What are interesting facts about red color

Psychological Institute - Developmental Psychology: Adulthood

Colors have a major influence on how we perceive the attractiveness of others. In previous psychological research, the color red turned out to be particularly important. Men, for example, rate a woman as more attractive when she wears a red T-shirt and are willing to spend more money on a date with a woman dressed in red. How can this strong effect of the color red be explained?

Red does not seem to have a direct effect on perceived attractiveness, but rather indirectly through a higher assessment of sexual readiness or receptivity. There are numerous social as well as physiological or biological reasons for this. In society, for example, the color red is often associated with female sexuality (e.g. red light district, lingerie, cosmetics). Physiologically, women who are sexually aroused develop redness in the upper chest, neck and face. In addition, during the period of highest fertility in the cycle, women's skin becomes a little lighter, which makes blushing more visible. Women also “signal” their fertility directly by changing their behavior, especially since they tend to wear red clothes during these days.

Interestingly, however, a study published a few years ago showed that black clothing also promotes perceived attractiveness. More precisely, men rated the same women in black T-shirts as more attractive than in green, yellow or white T-shirts, but as being just as attractive as women in red T-shirts.

Of course, this finding cannot be explained with the same explanation as for the color red, because physiologically or biologically there does not seem to be any connection between black coloring and sexual readiness: women do not “blacken” when they are aroused, but they blush. Consequently, the color black should have a positive influence on men's attractiveness in a different way than by signaling sexual readiness. The study by Adam D. Pazda (University of Rochester) and his colleagues was about this other path. The researchers argued as follows:

On the one hand, black is considered a very elegant color. It is the prototypical color for evening wear (e.g. "the little black dress") and is worn on red carpet occasions. On dating sites it is the color most often worn by women and no matter how new color trends are, the color black has so far not harmed it - black is always fashionable! On the other hand, it is known from research that wearing trendy, fashionable clothing is associated with attractiveness.

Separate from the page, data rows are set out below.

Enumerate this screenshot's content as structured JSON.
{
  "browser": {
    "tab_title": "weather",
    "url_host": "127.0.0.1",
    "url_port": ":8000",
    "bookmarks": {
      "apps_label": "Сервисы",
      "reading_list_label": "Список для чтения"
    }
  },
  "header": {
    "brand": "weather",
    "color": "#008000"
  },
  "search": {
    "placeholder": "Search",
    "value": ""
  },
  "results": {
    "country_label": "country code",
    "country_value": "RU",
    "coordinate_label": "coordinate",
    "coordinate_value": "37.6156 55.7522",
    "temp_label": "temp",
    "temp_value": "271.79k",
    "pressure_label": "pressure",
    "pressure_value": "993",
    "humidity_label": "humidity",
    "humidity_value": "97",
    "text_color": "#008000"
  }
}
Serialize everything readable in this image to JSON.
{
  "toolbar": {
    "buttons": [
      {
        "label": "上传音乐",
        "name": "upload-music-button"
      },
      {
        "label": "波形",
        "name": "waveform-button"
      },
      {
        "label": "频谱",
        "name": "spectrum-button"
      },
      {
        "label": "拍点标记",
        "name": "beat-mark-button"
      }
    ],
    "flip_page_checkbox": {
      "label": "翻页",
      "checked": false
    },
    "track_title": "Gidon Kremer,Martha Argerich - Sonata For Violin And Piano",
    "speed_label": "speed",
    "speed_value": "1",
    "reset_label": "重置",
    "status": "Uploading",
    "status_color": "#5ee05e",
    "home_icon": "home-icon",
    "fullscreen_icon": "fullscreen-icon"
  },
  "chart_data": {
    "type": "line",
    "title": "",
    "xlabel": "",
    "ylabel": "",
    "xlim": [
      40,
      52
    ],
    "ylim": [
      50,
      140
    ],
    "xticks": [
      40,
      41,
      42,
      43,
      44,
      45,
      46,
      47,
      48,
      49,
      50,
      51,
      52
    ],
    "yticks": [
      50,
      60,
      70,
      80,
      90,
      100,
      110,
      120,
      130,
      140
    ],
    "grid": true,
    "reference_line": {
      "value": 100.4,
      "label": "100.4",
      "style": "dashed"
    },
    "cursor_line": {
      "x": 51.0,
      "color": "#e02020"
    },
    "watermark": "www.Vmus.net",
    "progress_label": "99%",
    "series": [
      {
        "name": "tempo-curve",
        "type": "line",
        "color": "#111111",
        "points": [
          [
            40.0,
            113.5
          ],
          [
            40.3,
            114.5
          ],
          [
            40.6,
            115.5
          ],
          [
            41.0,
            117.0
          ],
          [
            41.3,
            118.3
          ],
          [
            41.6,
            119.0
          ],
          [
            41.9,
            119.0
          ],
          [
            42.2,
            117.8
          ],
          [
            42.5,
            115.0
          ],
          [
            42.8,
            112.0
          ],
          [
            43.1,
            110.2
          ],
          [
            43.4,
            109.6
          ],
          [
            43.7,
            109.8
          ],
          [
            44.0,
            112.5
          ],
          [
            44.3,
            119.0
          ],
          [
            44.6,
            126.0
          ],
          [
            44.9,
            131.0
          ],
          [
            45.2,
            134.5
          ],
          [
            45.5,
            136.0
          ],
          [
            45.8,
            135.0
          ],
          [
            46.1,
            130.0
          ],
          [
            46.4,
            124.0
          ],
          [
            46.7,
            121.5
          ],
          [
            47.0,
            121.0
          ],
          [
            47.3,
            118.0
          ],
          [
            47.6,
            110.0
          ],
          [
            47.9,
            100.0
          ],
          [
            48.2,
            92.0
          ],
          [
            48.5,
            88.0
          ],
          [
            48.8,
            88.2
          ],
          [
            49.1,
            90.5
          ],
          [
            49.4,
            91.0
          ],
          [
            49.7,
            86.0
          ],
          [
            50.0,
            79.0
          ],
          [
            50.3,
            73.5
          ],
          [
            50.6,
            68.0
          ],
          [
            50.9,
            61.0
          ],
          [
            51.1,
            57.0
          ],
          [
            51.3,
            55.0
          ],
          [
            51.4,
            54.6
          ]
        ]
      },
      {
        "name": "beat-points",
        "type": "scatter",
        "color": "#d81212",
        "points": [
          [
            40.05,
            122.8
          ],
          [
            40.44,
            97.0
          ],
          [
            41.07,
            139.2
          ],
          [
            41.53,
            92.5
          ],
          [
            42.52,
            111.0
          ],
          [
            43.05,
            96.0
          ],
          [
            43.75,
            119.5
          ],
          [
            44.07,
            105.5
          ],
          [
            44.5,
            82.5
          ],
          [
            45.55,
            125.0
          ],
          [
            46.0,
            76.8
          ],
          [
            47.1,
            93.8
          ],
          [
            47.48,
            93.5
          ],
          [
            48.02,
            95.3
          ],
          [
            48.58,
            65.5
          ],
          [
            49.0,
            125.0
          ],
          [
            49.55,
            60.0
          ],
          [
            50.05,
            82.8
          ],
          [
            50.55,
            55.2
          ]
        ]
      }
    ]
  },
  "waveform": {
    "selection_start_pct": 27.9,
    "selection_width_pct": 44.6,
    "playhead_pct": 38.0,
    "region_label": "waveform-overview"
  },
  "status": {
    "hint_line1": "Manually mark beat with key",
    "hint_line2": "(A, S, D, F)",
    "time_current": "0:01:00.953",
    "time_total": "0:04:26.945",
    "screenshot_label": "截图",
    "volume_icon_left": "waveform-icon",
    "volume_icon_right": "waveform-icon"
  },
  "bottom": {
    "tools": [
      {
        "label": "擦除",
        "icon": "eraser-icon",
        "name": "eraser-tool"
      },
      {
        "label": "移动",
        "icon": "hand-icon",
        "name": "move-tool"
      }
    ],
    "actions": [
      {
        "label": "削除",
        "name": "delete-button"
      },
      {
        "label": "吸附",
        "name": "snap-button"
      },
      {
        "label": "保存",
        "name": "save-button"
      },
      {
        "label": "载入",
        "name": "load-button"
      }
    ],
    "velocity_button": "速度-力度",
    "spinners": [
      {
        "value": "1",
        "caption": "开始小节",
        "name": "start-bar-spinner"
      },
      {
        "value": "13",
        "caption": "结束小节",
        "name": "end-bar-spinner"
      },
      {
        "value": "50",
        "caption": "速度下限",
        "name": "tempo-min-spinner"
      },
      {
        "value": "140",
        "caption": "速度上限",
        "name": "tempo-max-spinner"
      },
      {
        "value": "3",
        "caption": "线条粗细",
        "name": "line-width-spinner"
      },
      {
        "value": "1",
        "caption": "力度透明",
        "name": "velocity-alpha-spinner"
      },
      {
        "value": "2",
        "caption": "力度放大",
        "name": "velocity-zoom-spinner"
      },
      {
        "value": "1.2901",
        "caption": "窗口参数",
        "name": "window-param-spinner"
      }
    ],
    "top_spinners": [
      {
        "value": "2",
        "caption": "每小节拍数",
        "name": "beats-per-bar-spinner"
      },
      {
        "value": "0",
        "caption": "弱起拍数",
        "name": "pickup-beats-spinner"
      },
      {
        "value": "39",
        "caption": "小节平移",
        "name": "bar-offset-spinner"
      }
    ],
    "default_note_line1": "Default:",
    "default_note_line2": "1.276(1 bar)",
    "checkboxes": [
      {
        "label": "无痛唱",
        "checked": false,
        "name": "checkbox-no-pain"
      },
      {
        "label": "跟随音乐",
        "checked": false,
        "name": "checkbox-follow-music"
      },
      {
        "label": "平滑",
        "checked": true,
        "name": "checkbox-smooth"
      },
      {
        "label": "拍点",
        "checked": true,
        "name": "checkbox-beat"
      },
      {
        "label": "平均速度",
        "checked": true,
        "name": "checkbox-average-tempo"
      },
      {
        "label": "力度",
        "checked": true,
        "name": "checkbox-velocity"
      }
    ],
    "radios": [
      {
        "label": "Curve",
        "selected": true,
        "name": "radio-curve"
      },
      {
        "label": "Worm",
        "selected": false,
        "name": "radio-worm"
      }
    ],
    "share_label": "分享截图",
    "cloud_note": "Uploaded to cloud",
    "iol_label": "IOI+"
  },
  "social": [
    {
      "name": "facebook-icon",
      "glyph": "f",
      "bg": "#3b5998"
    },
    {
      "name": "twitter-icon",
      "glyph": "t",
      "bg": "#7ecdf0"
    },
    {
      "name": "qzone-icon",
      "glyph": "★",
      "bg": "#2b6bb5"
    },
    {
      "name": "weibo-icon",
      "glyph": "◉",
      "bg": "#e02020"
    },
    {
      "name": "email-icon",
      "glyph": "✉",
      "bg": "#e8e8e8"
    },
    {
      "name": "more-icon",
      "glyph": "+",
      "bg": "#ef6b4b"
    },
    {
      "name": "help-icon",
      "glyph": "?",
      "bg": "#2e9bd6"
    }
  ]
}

The researchers assume that the colors red and black should have an equal impact on perceived attractiveness, but in different ways: women dressed in black should be perceived as more fashionable in a first step and therefore more attractive in a second step . Women dressed in red, on the other hand, should be perceived as more receptive to sex in a first step and therefore more attractive in a second step. In order to have a neutral comparison condition, the researchers also examined the effect of the color white.

To test their assumptions, the researchers divided a total of 361 heterosexual and bisexual unmarried men between the ages of 18 and 35 into three conditions. All three groups were shown exactly the same young woman in a photo. In the first condition, however, she wore a red, in the second a black and in the third a white knee-length dress. Then the test subjects rated how receptive they think the woman is to sex (e.g. "She is interested in sex"). In addition, the researchers asked in various ways how fashionable and attractive they find women.

In fact, in a first step, the authors' assumption was confirmed that men perceived women in red dresses as more receptive to sex than women in black and white dresses. In a second step, it was confirmed that the more receptive she was to sex according to the participants' judgments, the more attractive the woman was rated.

It was also shown that men initially perceived women in black dresses as more fashionable than women in white dresses. Contrary to the authors' assumption, it was also shown that they perceived the woman in red as more fashionable than when she wore white. In a second step it was confirmed that women were rated as more attractive if they found men more fashionable.

The suspected indirect connections were finally confirmed, especially for the color black: black only increased the perceived attractiveness of women when men rated them as more fashionable. If it was not rated as more fashionable, it was just as attractive in black as it was in white. On the other hand, when she wore the red dress, the participants thought she was more receptive to sex and therefore more attractive. In addition, the men rated the woman in red as more attractive than in white, even if they did not rate her in red as more receptive to sex, which speaks for an additional direct effect of the color red.

Even if a red and black dress can ultimately have the same effect on men's attractiveness judgments, they develop this effect in different ways.

The fact that women are not seen as more attractive in black than in white could be explained by the fact that although they appear more fashionable and therefore more attractive, black has a negative impact on perceived attractiveness at the same time. Possible reasons for this are that lightness is generally rated positively, while darkness, on the other hand, has negative connotations. Studies also show that people associate black with aggressiveness - a trait that is detrimental to attractiveness.

Pazda, A. D., Elliot, A. J., & Greitemeyer, T. (2014). Perceived sexual receptivity and fashionableness: Separate paths linking red and black to perceived attractiveness. Color Research & Application, 39, 208–212.

Please note that this study was not carried out in our laboratory. If you would like to take part in a study in our laboratory, you can find out more here additional Information.
Use and reproduction in any form, including extracts, only with the prior written consent of the author.